The Senate will adopt a House-passed bill to bar lawmakers from trading stocks based on insider information that does not include controversial restrictions on political intelligence-gathering.
Senate Majority Leader Harry ReidHarry ReidThe DC bubble is strangling the DNC Dems want Sessions to recuse himself from Trump-Russia probe Ryan says Trump, GOP 'in complete sync' on ObamaCare MORE (D-Nev.) on Tuesday moved to adopt the House legislation, known as the STOCK Act, and skip a bicameral conference to negotiate differences between the two chambers.
Gathering political intelligence has become an increasingly lucrative subspecialty of Washington’s lobbying shops. Hedge funds and other money managers employ former aides and reporters to glean closely held information about Congress’s policy plans, which can later form the basis of profitable trades and investments.
House Republican leaders yanked the restrictions on political intelligence in the legislation it passed last month.
Reid said he is moving for the Senate to adopt the House bill unchanged because it would consume too much time to appoint conferees to bicameral negotiations.
The Senate version of the STOCK Act would have placed stricter reporting requirements on political intelligence consultants than is required of lobbyists under current law, according to Caplin & Drysdale, a tax and legal-services firm that analyzed the bill.

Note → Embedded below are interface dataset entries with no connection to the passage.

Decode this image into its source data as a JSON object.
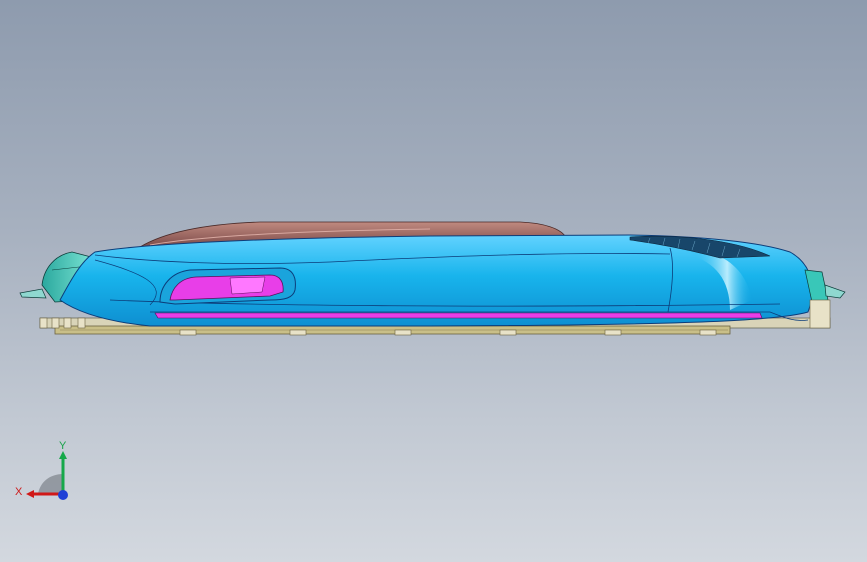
{
  "window": {
    "view_background": [
      "#8e9bae",
      "#d3d8df"
    ]
  },
  "model": {
    "colors": {
      "body": "#18b4ec",
      "body_highlight": "#62d2ff",
      "inner_pocket": "#e83ee8",
      "top_strip": "#a0706a",
      "left_clip": "#39c7b8",
      "base_plate": "#c9bf88",
      "edge_lines": "#0c3d7a"
    }
  },
  "triad": {
    "x_label": "X",
    "y_label": "Y",
    "x_color": "#d01818",
    "y_color": "#16a84a",
    "z_color": "#1f3fd6"
  }
}
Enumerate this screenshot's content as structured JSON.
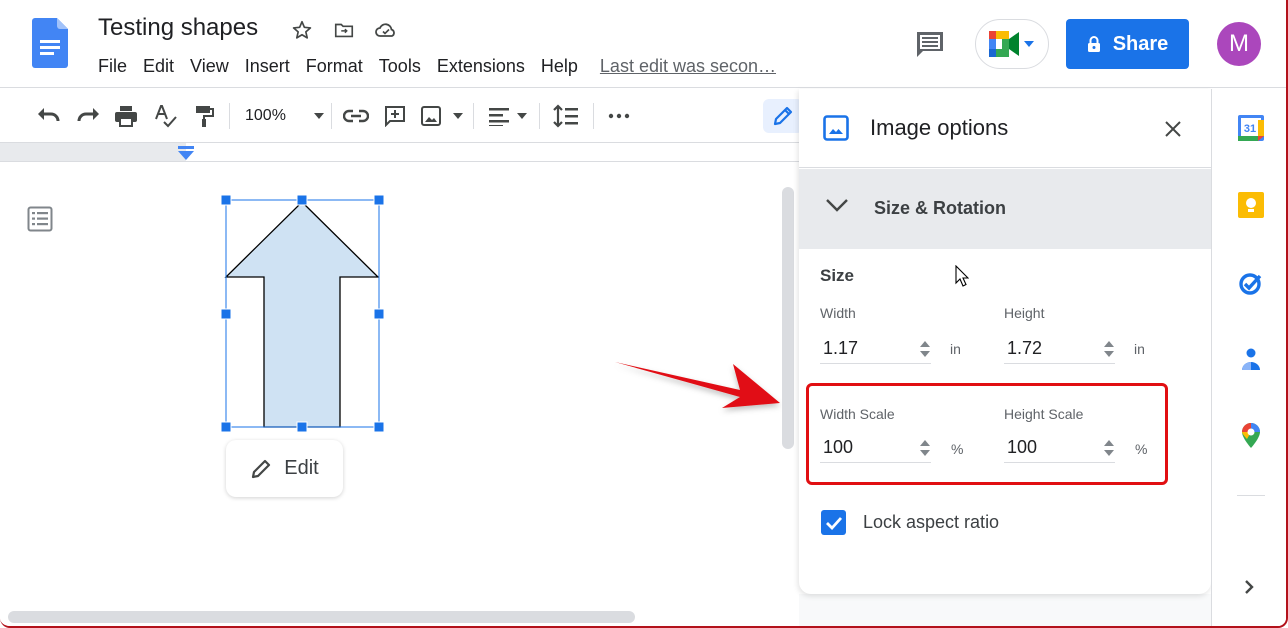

The Lobbying Disclosure Act requires lobbyists to disclose their activity only if they make two or more lobbying contacts and spend 20 percent of their time in a three-month span on lobbying activity.
The Senate’s bill would deem an individual a political intelligence consultant after making a single contact to gather information, according to the Caplin & Drysdale analysis. It would require political intelligence consultants to file quarterly activity reports and semi-annual contribution reports.
“It certainly would have been my preference to work out these differences between the two houses through a conference committee,” said Reid.
“We’ve been advised that there would be an objection to going to conference by consent. We tried it and tried it — we can’t break through that,” he said to explain his decision to adopt the House bill.